The same math argues that ZTS could also be overvalued. Analysts expect EPS of about $3.88 in 2020 and the growth rate of future earnings is expected to average about 14.6%. The PEG ratio points to a price target of about $57.
However, the stock is trading at new all time highs and the chart is bullish. That could make ZTS attractive to short term traders as a potential momentum trade.
This is likely to be a long term investment theme since pets are likely to remain important to families. And, of course, it’s not just cats.
Barron’s continued, “Cats offer a big opportunity for new products and sales. John Kreger, an analyst at William Blair, estimates that dogs account for 75% of all veterinary visits.”
The AMVA estimates there are nearly 70 million in American households.
But, dogs in some ways, are easier for owners to care for, as Barron’s noted.
Because it’s harder to get cats to swallow pills, “injectables in cats is the holy grail,” says Kristin Peck, head of U.S. operations at Zoetis. Pet owners “would find a way to bring their cat in if they thought it would be something that would truly make a difference in their cat’s life.”
Injectable drugs aren’t the only solution for cats, and there is plenty of research and development focused on the species.
Kindred Biosciences (Nasdaq: KIN), an animal-health biotechnology company, has one product on the market, Mirataz, whose sales totaled about $2 million last year following its launch in July of 2018. It treats cats with unintended weight loss, and it’s applied topically to the cat’s inner ear.
Levine, the veterinarian, says he would like to see more medicines for cats that can be applied to the skin or injected.
One is Convenia, an anti-infective launched by Zoetis in 2006 that treats common bacterial skin infections in dogs and cats. It’s injected, and it lasts for up to two weeks.
For the industry, developing more feline drugs would be the “cat’s meow.”
KIN could be testing support and could be attractive to technical traders. But there is risk. The company reported just $2 million in sales last year and is expected to report losses for at least the next few years.
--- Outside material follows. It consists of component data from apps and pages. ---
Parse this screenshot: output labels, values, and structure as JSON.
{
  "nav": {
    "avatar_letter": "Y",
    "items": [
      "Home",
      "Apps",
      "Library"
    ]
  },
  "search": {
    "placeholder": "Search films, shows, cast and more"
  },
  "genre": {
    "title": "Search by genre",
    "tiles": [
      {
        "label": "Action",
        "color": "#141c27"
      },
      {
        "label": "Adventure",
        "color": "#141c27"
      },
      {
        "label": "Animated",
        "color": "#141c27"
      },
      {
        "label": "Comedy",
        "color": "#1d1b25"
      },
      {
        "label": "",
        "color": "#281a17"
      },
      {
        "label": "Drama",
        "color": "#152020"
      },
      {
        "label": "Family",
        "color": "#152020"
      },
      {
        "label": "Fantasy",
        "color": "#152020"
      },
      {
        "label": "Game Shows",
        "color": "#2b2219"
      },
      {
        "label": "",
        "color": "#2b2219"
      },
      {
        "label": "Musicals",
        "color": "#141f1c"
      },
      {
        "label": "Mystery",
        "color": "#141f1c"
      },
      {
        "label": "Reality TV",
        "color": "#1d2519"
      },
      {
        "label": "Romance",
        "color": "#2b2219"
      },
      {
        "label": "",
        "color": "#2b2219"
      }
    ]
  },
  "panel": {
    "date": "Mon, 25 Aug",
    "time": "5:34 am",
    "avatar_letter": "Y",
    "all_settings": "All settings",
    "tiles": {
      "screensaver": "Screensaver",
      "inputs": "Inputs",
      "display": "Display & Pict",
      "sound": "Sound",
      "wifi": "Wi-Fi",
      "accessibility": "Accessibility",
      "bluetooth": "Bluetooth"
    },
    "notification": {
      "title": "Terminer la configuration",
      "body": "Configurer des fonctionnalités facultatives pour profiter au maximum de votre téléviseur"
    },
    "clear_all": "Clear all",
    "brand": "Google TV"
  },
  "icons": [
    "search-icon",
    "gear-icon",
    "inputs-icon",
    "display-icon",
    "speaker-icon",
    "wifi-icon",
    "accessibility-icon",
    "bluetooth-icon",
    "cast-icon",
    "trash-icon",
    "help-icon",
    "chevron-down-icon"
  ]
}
While the fundamentals are bearish on the industry, for now, this is a long term trend and could be worth placing on a watch list of potential buys since the stocks could be more attractive in the next market downturn.